Over the years, the F1 pit stop has become impossibly quick. Pitting in the box, hoisted up by the jackman, removing the old tyres and switching them for a fresh new set can now take under two seconds. A kind of ‘blink and you’ll miss it’ sorta thing. However, the FIA is now stepping in to slow things down for safety reasons.
The pit stop has always been a part of F1. Whether you’re changing tyres, refuelling or switching a front wing due to damage, the aim is to get the car in and out of the pit box as soon as possible.
As we’ve seen from races this year, the seconds – or even tenths – really do have such an influence on a sport that is determined by the stopwatch.
F1 even commercialised the idea of the quickest stop in 2015 with the introduction of the ‘DHL Fastest Pit Stop Award’.
Although things have changed over the years, with elements like refuelling being banned from the 2010 season, the aim is still to be the quickest. The issue is now that perhaps these stops are becoming too quick. Yep, seriously.
In a technical directive given to teams, the FIA has suggested that teams change their procedures when completing a pit stop. These changes will come into effect from the 2021 Hungarian Grand Prix.
So, what are these new rules?
Well, there has to be at least 0.2s between the jackman releasing the car and an indication to the driver that they can leave – such as a green traffic light or like the old school lollipop boards. There can also be no front jack coming off the car until all the wheelguns have proved that they’ve done their job and done it right.
In theory, it’s a sensible decision and one done to help improve the safety of all those involved, but you can’t help but feel this decision is going to impact Red Bull the most. Their blisteringly quick pit stops haven’t come about by chance; it’s thousands of hours of practice and investing heavily in equipment and technology that helps the team do the job to the best of their abilities.
Red Bull pretty much dominates the fastest pit stop award race after race, although there have been some exceptions this year. Aston Martin took the award with a 2.16s stop for Lance Stroll in Spain, and Mercedes did the same in Imola with a 2.24s stop for Valtteri Bottas. Other than those two, Red Bull has achieved the accolade in the other five races of the season so far.
On two separate occasions this year, the Red Bull Racing team have achieved a 1.98s pit stop with Max Verstappen and a 1.93s stop in Bahrain. It sounds fast, and that’s because it is.
Understandably, Red Bull boss Christian Horner isn’t happy about this new ‘pit stop control’.
“To have to hold the car for two-tenths of a second you could almost argue it’s dangerous because you’re judging your gaps, the guy that’s releasing the car is having to make that judgement, and I think that it’s not been well thought through,” he explained to media at the Styrian Grand Prix.
“F1 is about innovation and competition, and seeing pitstops sub-2s is a remarkable feat.”
The question is now, should this new rule even need to come into place? Week after week, teams can produce these astonishingly quick pit stop times thanks to their training and incredible understanding of the machinery in front of them.
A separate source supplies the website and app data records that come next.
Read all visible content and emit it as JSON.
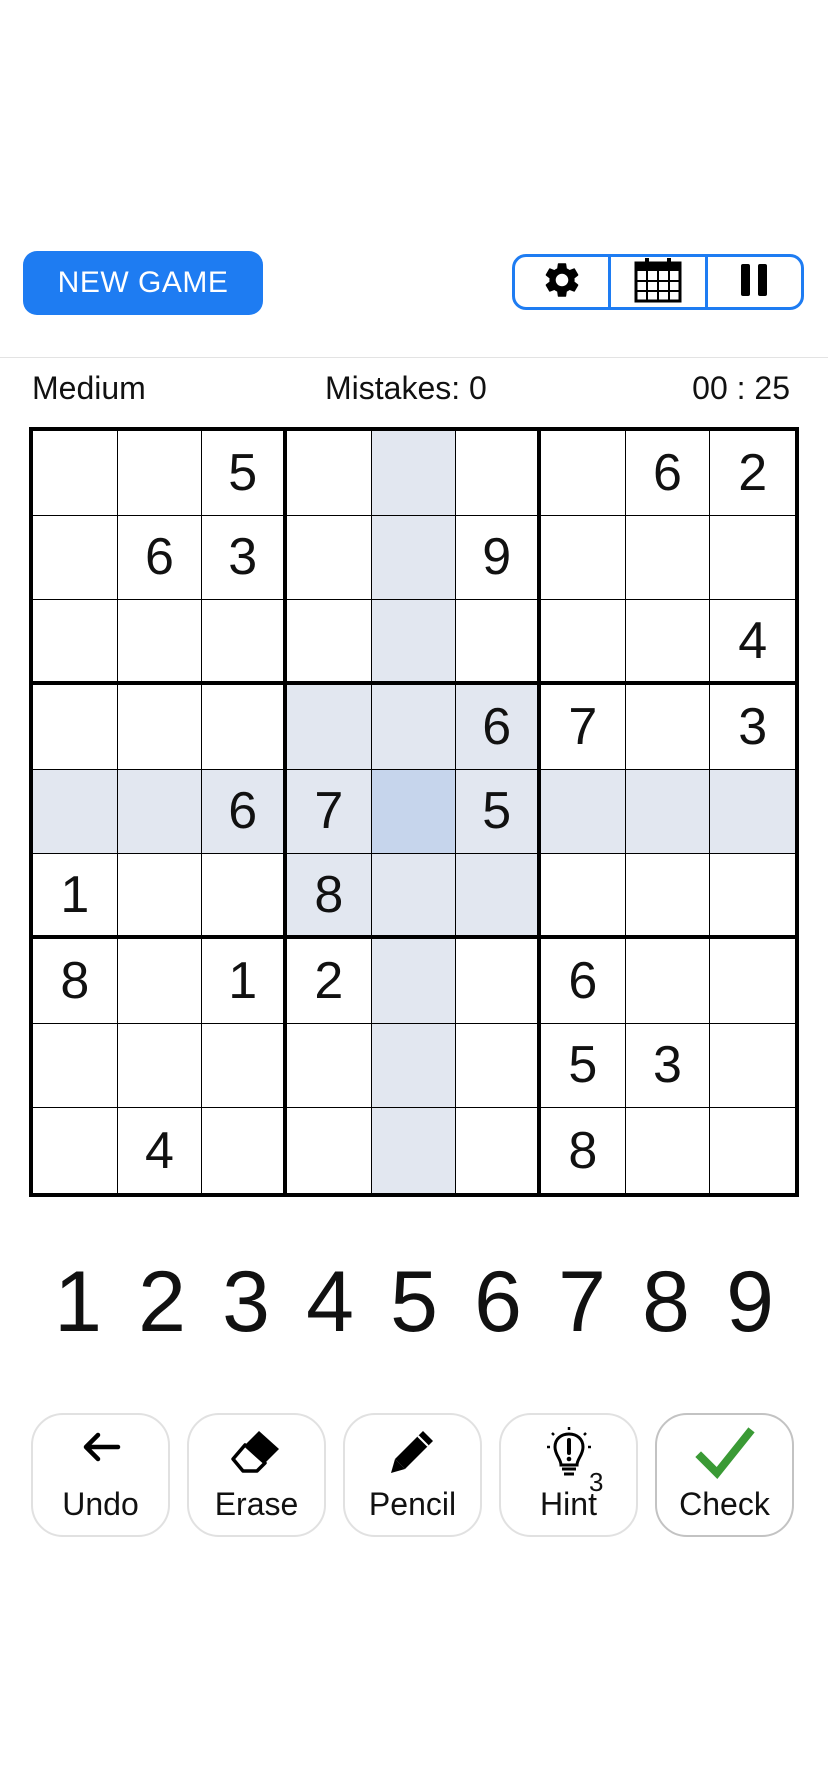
{
  "header": {
    "new_game_label": "NEW GAME",
    "icons": [
      "gear-icon",
      "calendar-icon",
      "pause-icon"
    ]
  },
  "status": {
    "difficulty": "Medium",
    "mistakes": "Mistakes: 0",
    "timer": "00 : 25"
  },
  "board": {
    "grid": [
      [
        "",
        "",
        "5",
        "",
        "",
        "",
        "",
        "6",
        "2"
      ],
      [
        "",
        "6",
        "3",
        "",
        "",
        "9",
        "",
        "",
        ""
      ],
      [
        "",
        "",
        "",
        "",
        "",
        "",
        "",
        "",
        "4"
      ],
      [
        "",
        "",
        "",
        "",
        "",
        "6",
        "7",
        "",
        "3"
      ],
      [
        "",
        "",
        "6",
        "7",
        "",
        "5",
        "",
        "",
        ""
      ],
      [
        "1",
        "",
        "",
        "8",
        "",
        "",
        "",
        "",
        ""
      ],
      [
        "8",
        "",
        "1",
        "2",
        "",
        "",
        "6",
        "",
        ""
      ],
      [
        "",
        "",
        "",
        "",
        "",
        "",
        "5",
        "3",
        ""
      ],
      [
        "",
        "4",
        "",
        "",
        "",
        "",
        "8",
        "",
        ""
      ]
    ],
    "selected_cell": {
      "row": 5,
      "col": 5
    },
    "highlight_color": "#e2e7f0",
    "selected_color": "#c6d5ec"
  },
  "numpad": [
    "1",
    "2",
    "3",
    "4",
    "5",
    "6",
    "7",
    "8",
    "9"
  ],
  "tools": {
    "undo": {
      "label": "Undo",
      "icon": "arrow-left-icon"
    },
    "erase": {
      "label": "Erase",
      "icon": "eraser-icon"
    },
    "pencil": {
      "label": "Pencil",
      "icon": "pencil-icon"
    },
    "hint": {
      "label": "Hint",
      "icon": "lightbulb-icon",
      "count": "3"
    },
    "check": {
      "label": "Check",
      "icon": "checkmark-icon"
    }
  },
  "colors": {
    "accent": "#1e7cf2",
    "check_green": "#3a9a35"
  }
}
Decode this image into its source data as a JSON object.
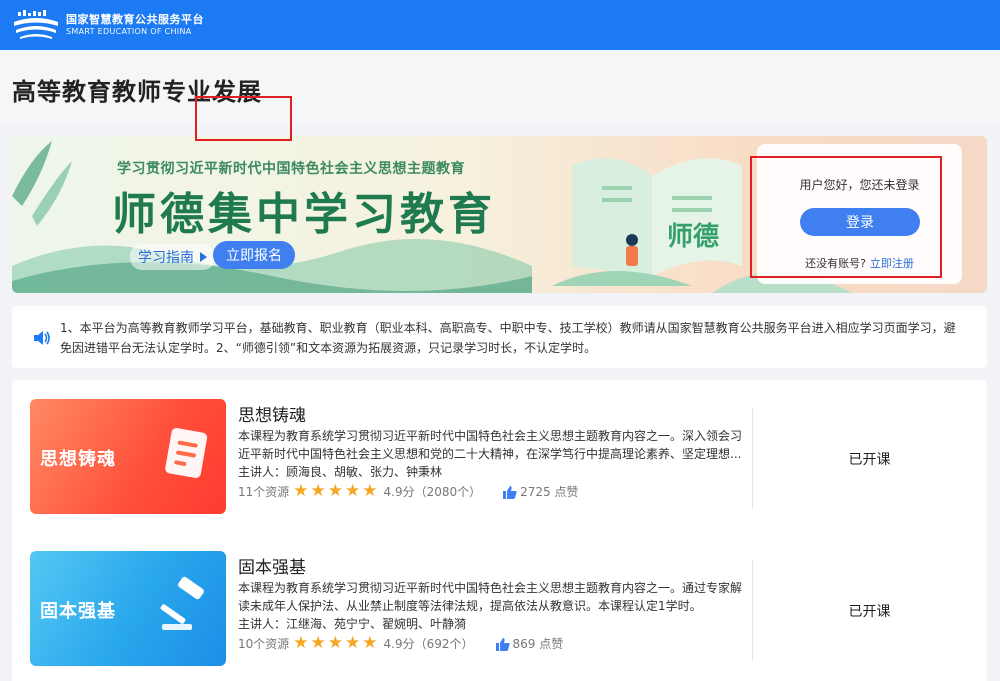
{
  "platform": {
    "name_cn": "国家智慧教育公共服务平台",
    "name_en": "SMART EDUCATION OF CHINA"
  },
  "page_title": "高等教育教师专业发展",
  "banner": {
    "subtitle": "学习贯彻习近平新时代中国特色社会主义思想主题教育",
    "title": "师德集中学习教育",
    "guide_label": "学习指南",
    "enroll_label": "立即报名",
    "book_text": "师德"
  },
  "login": {
    "greeting": "用户您好，您还未登录",
    "login_label": "登录",
    "no_account": "还没有账号?",
    "register_label": "立即注册"
  },
  "notice": {
    "text": "1、本平台为高等教育教师学习平台，基础教育、职业教育（职业本科、高职高专、中职中专、技工学校）教师请从国家智慧教育公共服务平台进入相应学习页面学习，避免因进错平台无法认定学时。2、“师德引领”和文本资源为拓展资源，只记录学习时长，不认定学时。"
  },
  "courses": [
    {
      "cover_label": "思想铸魂",
      "title": "思想铸魂",
      "desc": "本课程为教育系统学习贯彻习近平新时代中国特色社会主义思想主题教育内容之一。深入领会习近平新时代中国特色社会主义思想和党的二十大精神，在深学笃行中提高理论素养、坚定理想...",
      "teachers": "主讲人：顾海良、胡敏、张力、钟秉林",
      "resources": "11个资源",
      "rating": 4.9,
      "rating_text": "4.9分（2080个）",
      "likes": "2725 点赞",
      "status": "已开课",
      "color": "#ff4f3a"
    },
    {
      "cover_label": "固本强基",
      "title": "固本强基",
      "desc": "本课程为教育系统学习贯彻习近平新时代中国特色社会主义思想主题教育内容之一。通过专家解读未成年人保护法、从业禁止制度等法律法规，提高依法从教意识。本课程认定1学时。",
      "teachers": "主讲人：江继海、苑宁宁、翟婉明、叶静漪",
      "resources": "10个资源",
      "rating": 4.9,
      "rating_text": "4.9分（692个）",
      "likes": "869 点赞",
      "status": "已开课",
      "color": "#28a6ec"
    }
  ],
  "colors": {
    "brand": "#1c7bf2",
    "button": "#3f7ff0",
    "highlight_box": "#e02020",
    "star": "#f5a623"
  }
}
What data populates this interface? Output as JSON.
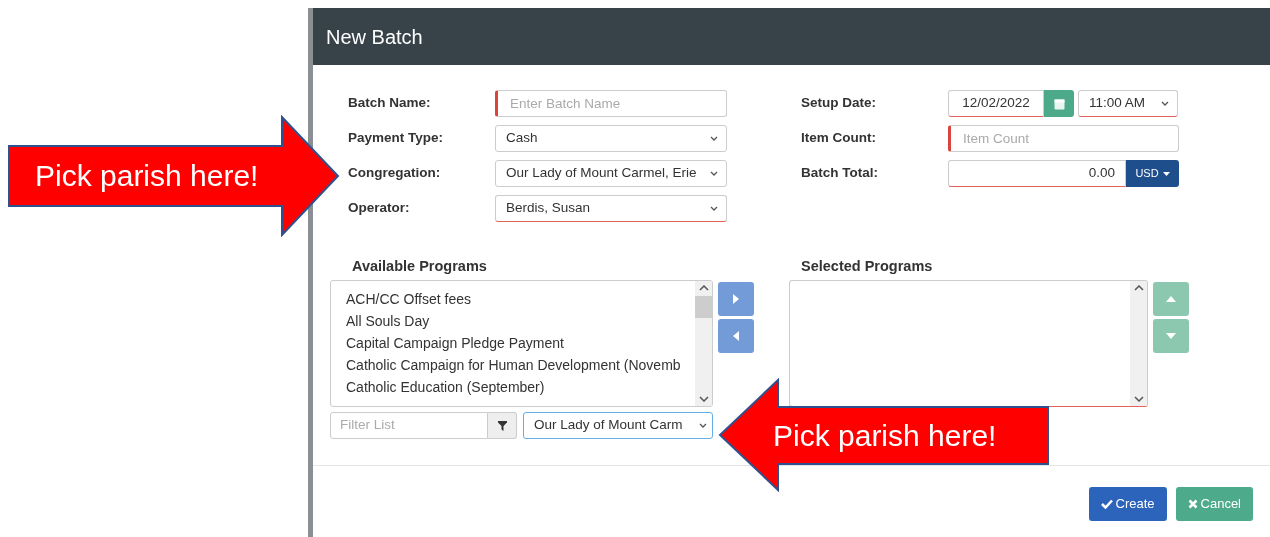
{
  "window": {
    "title": "New Batch"
  },
  "left_fields": [
    {
      "label": "Batch Name:",
      "kind": "text",
      "placeholder": "Enter Batch Name",
      "required": false,
      "error": true
    },
    {
      "label": "Payment Type:",
      "kind": "select",
      "value": "Cash",
      "required": false,
      "error": false
    },
    {
      "label": "Congregation:",
      "kind": "select",
      "value": "Our Lady of Mount Carmel, Erie",
      "required": false,
      "error": false
    },
    {
      "label": "Operator:",
      "kind": "select",
      "value": "Berdis, Susan",
      "required": true,
      "error": false
    }
  ],
  "right_fields": [
    {
      "label": "Setup Date:",
      "kind": "datetime",
      "value": "12/02/2022",
      "time": "11:00 AM",
      "required": true,
      "error": false
    },
    {
      "label": "Item Count:",
      "kind": "text",
      "placeholder": "Item Count",
      "required": false,
      "error": true
    },
    {
      "label": "Batch Total:",
      "kind": "currency",
      "value": "0.00",
      "currency": "USD",
      "required": true,
      "error": false
    }
  ],
  "available_programs": {
    "title": "Available Programs",
    "items": [
      "ACH/CC Offset fees",
      "All Souls Day",
      "Capital Campaign Pledge Payment",
      "Catholic Campaign for Human Development (Novemb",
      "Catholic Education (September)"
    ],
    "filter": {
      "placeholder": "Filter List"
    },
    "parish_select": {
      "value": "Our Lady of Mount Carm",
      "focused": true
    },
    "move_buttons": [
      {
        "kind": "right",
        "disabled": false
      },
      {
        "kind": "left",
        "disabled": false
      }
    ]
  },
  "selected_programs": {
    "title": "Selected Programs",
    "required": true,
    "order_buttons": [
      {
        "kind": "up",
        "disabled": true
      },
      {
        "kind": "down",
        "disabled": true
      }
    ]
  },
  "footer_buttons": [
    {
      "label": "Create",
      "kind": "primary"
    },
    {
      "label": "Cancel",
      "kind": "success"
    }
  ],
  "callouts": [
    {
      "text": "Pick parish here!",
      "kind": "right"
    },
    {
      "text": "Pick parish here!",
      "kind": "left"
    }
  ]
}
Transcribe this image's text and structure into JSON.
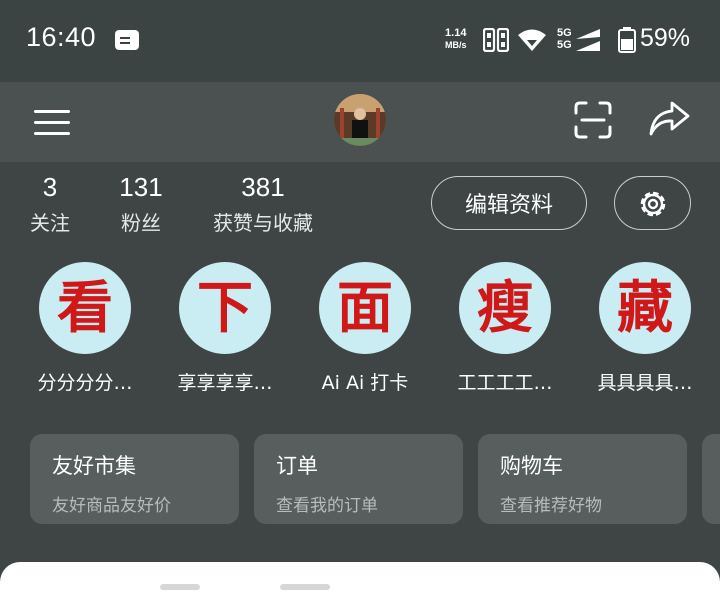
{
  "status": {
    "time": "16:40",
    "net_speed_value": "1.14",
    "net_speed_unit": "MB/s",
    "network_1": "5G",
    "network_2": "5G",
    "battery": "59%",
    "icons": [
      "message-icon",
      "sim-icon",
      "wifi-icon",
      "signal-icon",
      "battery-icon"
    ]
  },
  "header": {
    "icons": [
      "menu-icon",
      "avatar",
      "scan-icon",
      "share-icon"
    ]
  },
  "stats": [
    {
      "value": "3",
      "label": "关注"
    },
    {
      "value": "131",
      "label": "粉丝"
    },
    {
      "value": "381",
      "label": "获赞与收藏"
    }
  ],
  "profile_actions": {
    "edit_label": "编辑资料",
    "settings_icon": "gear-icon"
  },
  "collections": [
    {
      "char": "看",
      "label": "分分分分…"
    },
    {
      "char": "下",
      "label": "享享享享…"
    },
    {
      "char": "面",
      "label": "Ai Ai 打卡"
    },
    {
      "char": "瘦",
      "label": "工工工工…"
    },
    {
      "char": "藏",
      "label": "具具具具…"
    }
  ],
  "cards": [
    {
      "title": "友好市集",
      "subtitle": "友好商品友好价"
    },
    {
      "title": "订单",
      "subtitle": "查看我的订单"
    },
    {
      "title": "购物车",
      "subtitle": "查看推荐好物"
    }
  ],
  "colors": {
    "background": "#3e4544",
    "header": "#4a5150",
    "circle_bg": "#c9edf2",
    "circle_char": "#d01818",
    "card_bg": "#575e5d"
  }
}
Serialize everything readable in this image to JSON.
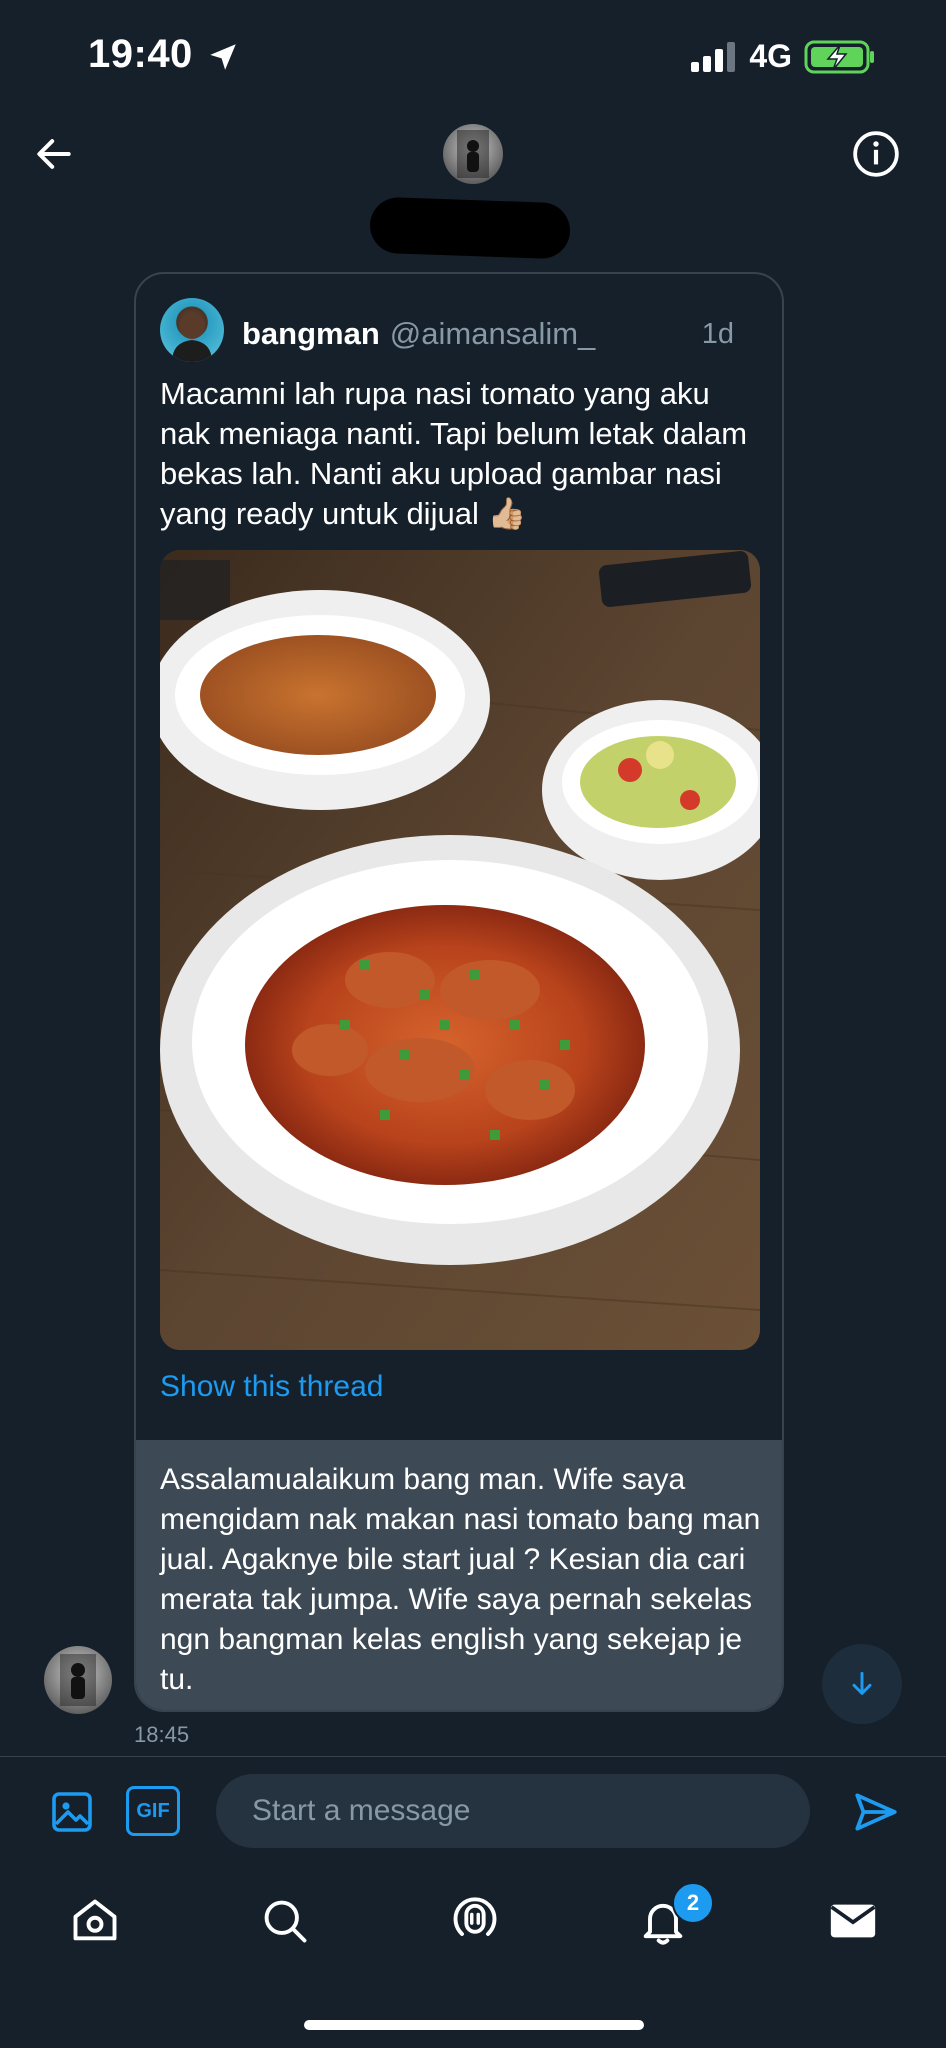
{
  "status_bar": {
    "time": "19:40",
    "network": "4G"
  },
  "header": {
    "back_icon": "arrow-left-icon",
    "info_icon": "info-circle-icon"
  },
  "tweet": {
    "name": "bangman",
    "handle": "@aimansalim_",
    "age": "1d",
    "text": "Macamni lah rupa nasi tomato yang aku nak meniaga nanti. Tapi belum letak dalam bekas lah. Nanti aku upload gambar nasi yang ready untuk dijual 👍🏼",
    "show_thread": "Show this thread"
  },
  "message": {
    "text": "Assalamualaikum bang man. Wife saya mengidam nak makan nasi tomato bang man jual. Agaknye bile start jual ? Kesian dia cari merata tak jumpa. Wife saya pernah sekelas ngn bangman kelas english yang sekejap je tu.",
    "time": "18:45"
  },
  "composer": {
    "gif_label": "GIF",
    "placeholder": "Start a message"
  },
  "bottom_nav": {
    "items": [
      "home-icon",
      "search-icon",
      "spaces-icon",
      "notifications-icon",
      "messages-icon"
    ],
    "notification_count": "2"
  },
  "colors": {
    "background": "#15202b",
    "accent": "#1d9bf0",
    "bubble": "#3d4954",
    "muted": "#8899a6"
  }
}
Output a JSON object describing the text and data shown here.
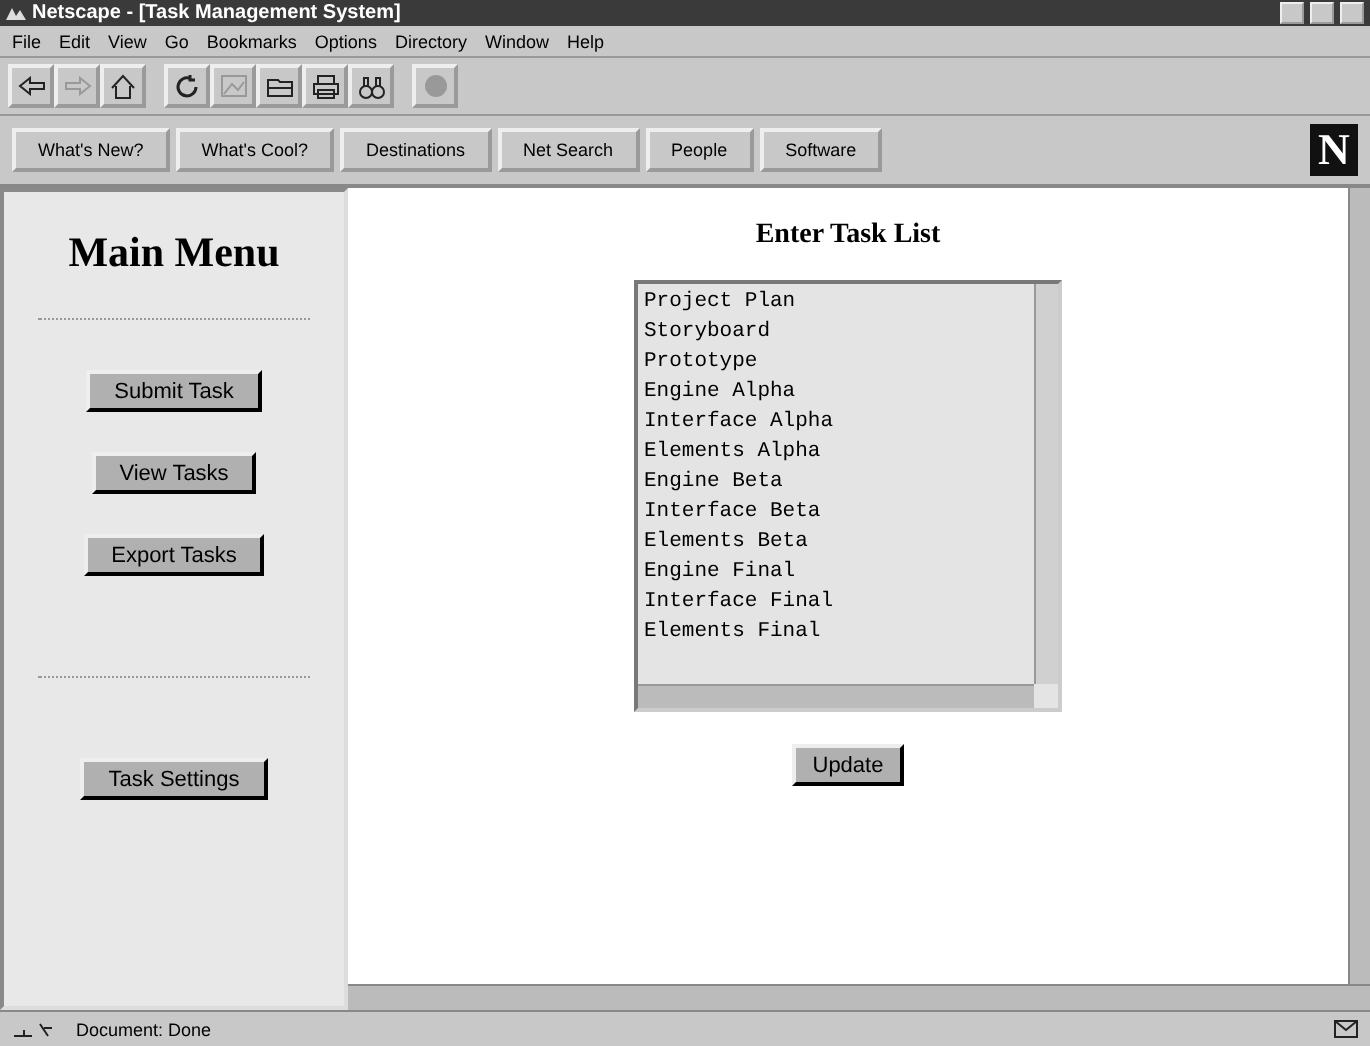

“We should be encouraging it, not trying to control it, otherwise where does it stop,” Horner added, and he’s got a very good point.
Mistakes are rare nowadays, but they do happen.
In pre-season testing this year, Mick Schumacher accidentally left the pit lane with the jack still attached to the car. We’ve also seen Haas involved in incidents before, with both cars being forced to retire during the 2018 Australian Grand Prix for not attaching wheels correctly to their respective cars. Their drivers had been running in fourth and fifth and on track to achieve their best-ever result until the disaster struck.
The most notable incident of recent times came during the 2013 German Grand Prix when a cameraman was badly hurt when the right-rear wheel of Mark Webber’s car came off in the pit lane. Coming in for a routine tyre change, Webber was released by the team without the wheel being properly attached. It came loose and hit the FOM cameraman, who suffered cracked ribs and a broken shoulder.
In F1’s technical regulations, article 12.8.4 states that “devices which are used to fit or remove wheel fasteners may only be powered by compressed air or nitrogen. Any sensor systems may only act passively.”
By clarifying the use of sensor systems, the FIA are essentially suggesting pit stops should not just rely on automation, and that when using human reaction times it’s very unlikely that a pit stop could even be under the two-second mark.
With Red Bull really taking the title fight this year, their super-quick pit stops have certainly given them an advantage over Mercedes. In Portugal this year, Red Bull achieved a 1.98s time for Verstappen, with Mercedes only getting a 2.58s stop with Lewis Hamilton. Merc’s time was the 10th slowest of the weekend.
Although half a second lost on a pit stop might not have impacted Mercedes in the title fight before, small margins like that might be a huge factor in who wins the constructors’ and drivers’ championships at the end of the season.
What do you think about these recent developments?